The internet was abuzz today as images of a "purported" Kenyan Birth Certificate of President Obama flew around the blogosphere. My public position before this little viral outbreak was that there is absolutely zero credible evidence to support the claim that President Obama was born in Kenya. After looking into the facts surrounding the origins and dissemination of this digital image, I see absolutely no reason to change my position.
Let's start with the originator of this little adventure in internet viral communications, Dr. Orly Taitz, Esquire. Ms. Taitz called me on the phone in late 2008, to follow up on an article I had written about the facts of President Obama's early life (which later became a few chapters in a book I wrote on the President). In that conversation, I tried to explain to her the factual elements surrounding his early life in a logical and thoughtful manner. Even at that early stage of her adventures, Ms. Taitz showed little interest in anything I told her. She kept pressing me for details and facts that might support his Kenyan birth. I told her I had investigated it thoroughly, and that there was absolutely no credibility in any claim that I had examined to date on that matter.
I give Ms. Taitz credit for persistence, because she hammered on that theme for much of the forty five minutes or so we spoke. I give her no credit for discernment, however, and that pattern appears to continue with the sudden appearance of this digital image that purports to be a photo of President Obama's birth certificate. I won't post a copy of the image here, because I don't attach any weight to its credibility. However, a quick google search will allow you to find the image on your own.

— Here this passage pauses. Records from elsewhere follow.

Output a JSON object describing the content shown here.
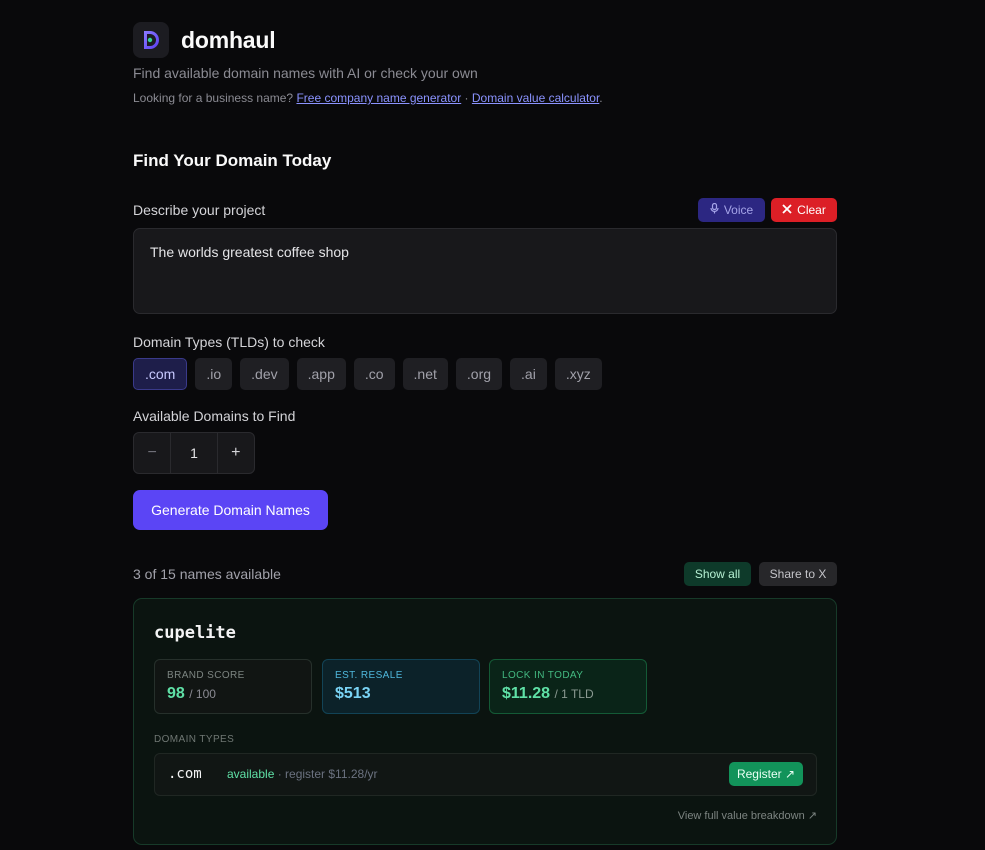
{
  "app": {
    "name": "domhaul",
    "tagline": "Find available domain names with AI or check your own",
    "links_prefix": "Looking for a business name?",
    "link1": "Free company name generator",
    "link_sep": " · ",
    "link2": "Domain value calculator",
    "links_suffix": "."
  },
  "form": {
    "title": "Find Your Domain Today",
    "describe_label": "Describe your project",
    "voice_label": "Voice",
    "clear_label": "Clear",
    "project_text": "The worlds greatest coffee shop",
    "tld_label": "Domain Types (TLDs) to check",
    "tlds": [
      ".com",
      ".io",
      ".dev",
      ".app",
      ".co",
      ".net",
      ".org",
      ".ai",
      ".xyz"
    ],
    "selected_tld": ".com",
    "count_label": "Available Domains to Find",
    "count_value": "1",
    "minus": "−",
    "plus": "+",
    "generate_label": "Generate Domain Names"
  },
  "results": {
    "summary": "3 of 15 names available",
    "show_all_label": "Show all",
    "share_label": "Share to X",
    "card": {
      "name": "cupelite",
      "brand_score_title": "BRAND SCORE",
      "brand_score": "98",
      "brand_score_max": "/ 100",
      "resale_title": "EST. RESALE",
      "resale": "$513",
      "lock_title": "LOCK IN TODAY",
      "lock_price": "$11.28",
      "lock_unit": "/ 1 TLD",
      "domain_types_label": "DOMAIN TYPES",
      "domain_ext": ".com",
      "status": "available",
      "status_detail": " · register $11.28/yr",
      "register_label": "Register ↗",
      "breakdown_label": "View full value breakdown ↗"
    }
  },
  "colors": {
    "accent": "#5b45f5",
    "success": "#5fe0a6",
    "danger": "#dc1f26",
    "background": "#09090b"
  },
  "icons": {
    "logo": "domhaul-logo-icon",
    "voice": "microphone-icon",
    "clear": "close-icon"
  }
}
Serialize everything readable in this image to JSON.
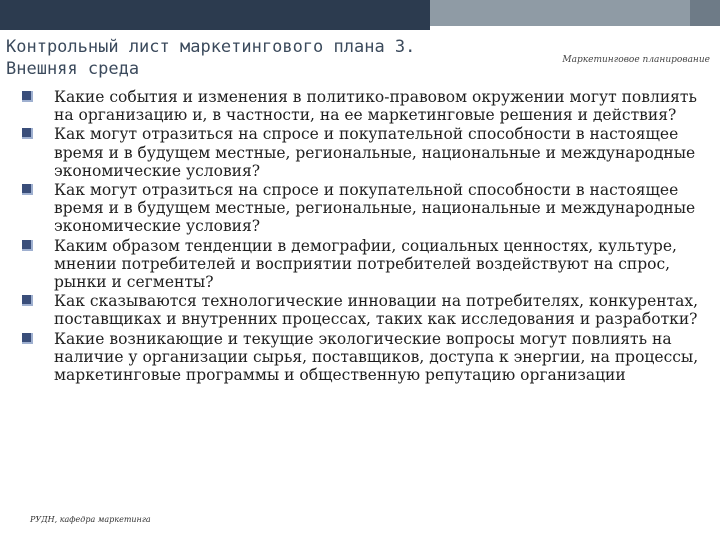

Let's examine how this image came into the public arena.
Ms. Taitz apparently filed this image as an exhibit to a Motion she filed with the Federal Court for something called "Rogatory Discovery." Attorneys probably can give a better definition of the term, but to me it looks like a legal term to authorize a fishing expedition. The motion was filed electronically by Ms. Taitz. with the court at about 10 pm Saturday night, August 1. Shortly thereafter, Ms. Taitz published the motion in its entirety, as well as a copy of the digital image in question on her web site. You can see this filing and the image here.
The most significant omission in Ms. Taitz filing is the following: she fails to indicate how this digital image came into her posession. Think about it for a moment. Ms. Taitz is asking a Federal Judge to authorize a fishing expedition for documents pertaining to President Obama's birth that might exist in the Governmental files of the Republic of Kenya, and she fails to offer any evidence as to the origin of the digital image upon which this request is based ? If I were the judge, that is the first of many questions I would ask Ms. Taitz when she comes before me next in court.
But the most telling aspect of all this little episode in modern viral communications is the following: Ms. Taitz filed the motion and then published the text of the motion and the accompanying image to her website over the weekend, a time when the court was not in session, knowing she would not have to immediately respond to the judge's inquiries as to the origin of the digital image.
She also knew that within seconds of the publishing of this digital image to her website, it would begin spreading virally throughout the internet.
This is, at the very least, an exercise in poor judgement on Ms. Taitz part. I think the judge presiding over her case may not be so charitable in his assessment of her actions.